The Sharp-tail genetics project involves using 1155 molted feather samples collected by Alberta Fish and Wildlife and ACA personnel during intensive lek counts in the spring of 2006 and 2007.  These samples are from up to 77 leks in southern Alberta and Saskatchewan.
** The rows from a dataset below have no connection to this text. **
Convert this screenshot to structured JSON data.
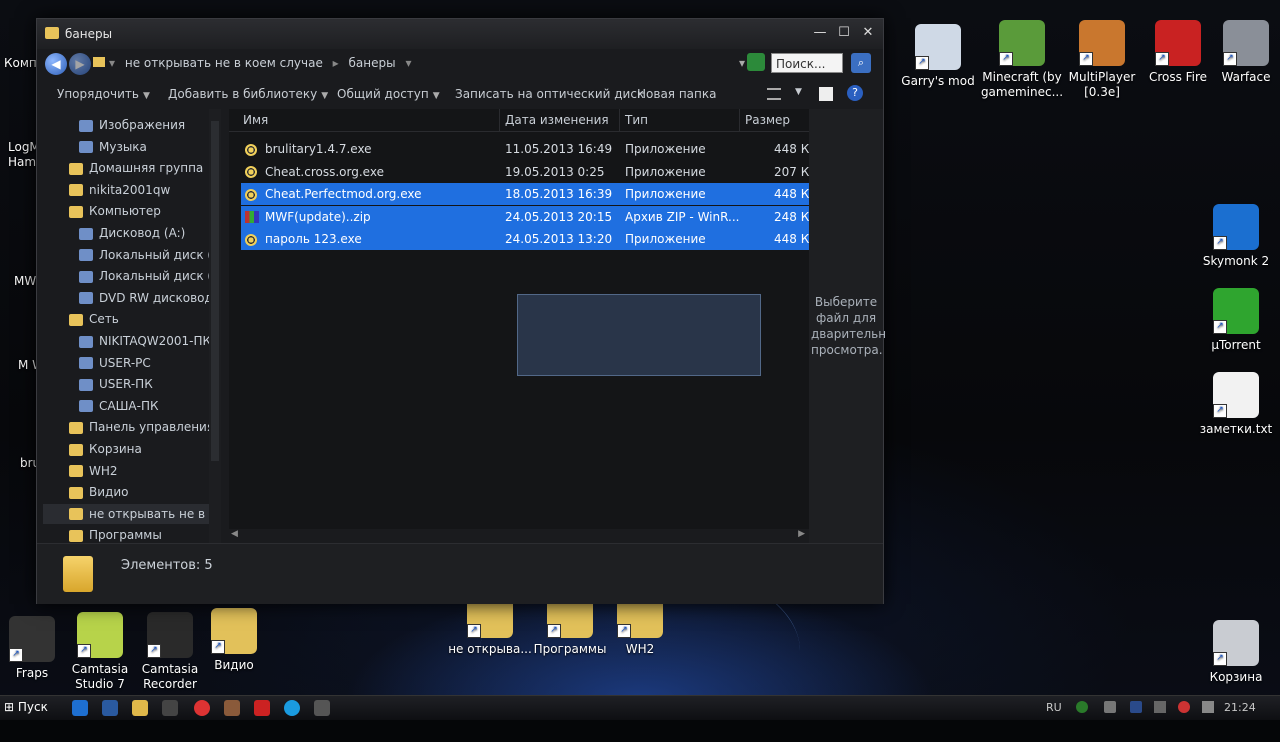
{
  "window": {
    "title": "банеры",
    "breadcrumbs": [
      "не открывать не в коем случае",
      "банеры"
    ],
    "search_placeholder": "Поиск...",
    "toolbar": [
      "Упорядочить",
      "Добавить в библиотеку",
      "Общий доступ",
      "Записать на оптический диск",
      "Новая папка"
    ],
    "columns": [
      "Имя",
      "Дата изменения",
      "Тип",
      "Размер"
    ],
    "files": [
      {
        "name": "brulitary1.4.7.exe",
        "date": "11.05.2013 16:49",
        "type": "Приложение",
        "size": "448 КБ",
        "selected": false,
        "icon": "app-icon"
      },
      {
        "name": "Cheat.cross.org.exe",
        "date": "19.05.2013 0:25",
        "type": "Приложение",
        "size": "207 КБ",
        "selected": false,
        "icon": "app-icon"
      },
      {
        "name": "Cheat.Perfectmod.org.exe",
        "date": "18.05.2013 16:39",
        "type": "Приложение",
        "size": "448 КБ",
        "selected": true,
        "icon": "app-icon"
      },
      {
        "name": "MWF(update)..zip",
        "date": "24.05.2013 20:15",
        "type": "Архив ZIP - WinR...",
        "size": "248 КБ",
        "selected": true,
        "icon": "zip-icon"
      },
      {
        "name": "пароль 123.exe",
        "date": "24.05.2013 13:20",
        "type": "Приложение",
        "size": "448 КБ",
        "selected": true,
        "icon": "app-icon"
      }
    ],
    "preview_text": "Выберите файл для дварительн просмотра.",
    "status": "Элементов: 5",
    "nav": [
      {
        "label": "Изображения",
        "indent": 2
      },
      {
        "label": "Музыка",
        "indent": 2
      },
      {
        "label": "Домашняя группа",
        "indent": 1
      },
      {
        "label": "nikita2001qw",
        "indent": 1
      },
      {
        "label": "Компьютер",
        "indent": 1
      },
      {
        "label": "Дисковод (A:)",
        "indent": 2
      },
      {
        "label": "Локальный диск (C:",
        "indent": 2
      },
      {
        "label": "Локальный диск (D:",
        "indent": 2
      },
      {
        "label": "DVD RW дисковод (",
        "indent": 2
      },
      {
        "label": "Сеть",
        "indent": 1
      },
      {
        "label": "NIKITAQW2001-ПК",
        "indent": 2
      },
      {
        "label": "USER-PC",
        "indent": 2
      },
      {
        "label": "USER-ПК",
        "indent": 2
      },
      {
        "label": "САША-ПК",
        "indent": 2
      },
      {
        "label": "Панель управления",
        "indent": 1
      },
      {
        "label": "Корзина",
        "indent": 1
      },
      {
        "label": "WH2",
        "indent": 1
      },
      {
        "label": "Видио",
        "indent": 1
      },
      {
        "label": "не открывать не в ко",
        "indent": 1,
        "selected": true
      },
      {
        "label": "Программы",
        "indent": 1
      }
    ]
  },
  "desktop_icons_right": [
    {
      "label": "Garry's mod",
      "color": "#cfd9e6"
    },
    {
      "label": "Minecraft (by gameminec...",
      "color": "#5a9b3a"
    },
    {
      "label": "MultiPlayer [0.3e]",
      "color": "#c9772e"
    },
    {
      "label": "Cross Fire",
      "color": "#c92222"
    },
    {
      "label": "Warface",
      "color": "#8a8f98"
    }
  ],
  "desktop_icons_side": [
    {
      "label": "Skymonk 2",
      "color": "#1b6fd0"
    },
    {
      "label": "μTorrent",
      "color": "#2fa52f"
    },
    {
      "label": "заметки.txt",
      "color": "#f2f2f2"
    }
  ],
  "desktop_icons_bottom": [
    {
      "label": "Fraps",
      "color": "#333"
    },
    {
      "label": "Camtasia Studio 7",
      "color": "#b7d34a"
    },
    {
      "label": "Camtasia Recorder",
      "color": "#2a2a2a"
    },
    {
      "label": "Видио",
      "color": "#e2c15a"
    },
    {
      "label": "не открыва...",
      "color": "#e2c15a"
    },
    {
      "label": "Программы",
      "color": "#e2c15a"
    },
    {
      "label": "WH2",
      "color": "#e2c15a"
    },
    {
      "label": "Корзина",
      "color": "#c9ccd2"
    }
  ],
  "desktop_left_fragments": [
    "Компь",
    "LogM Ham",
    "MW",
    "M Wa",
    "bru"
  ],
  "taskbar": {
    "start": "Пуск",
    "lang": "RU",
    "time": "21:24"
  }
}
Contact Me~ All pictures are copyrighted to Krissy Bird - Last updated February 10, 2011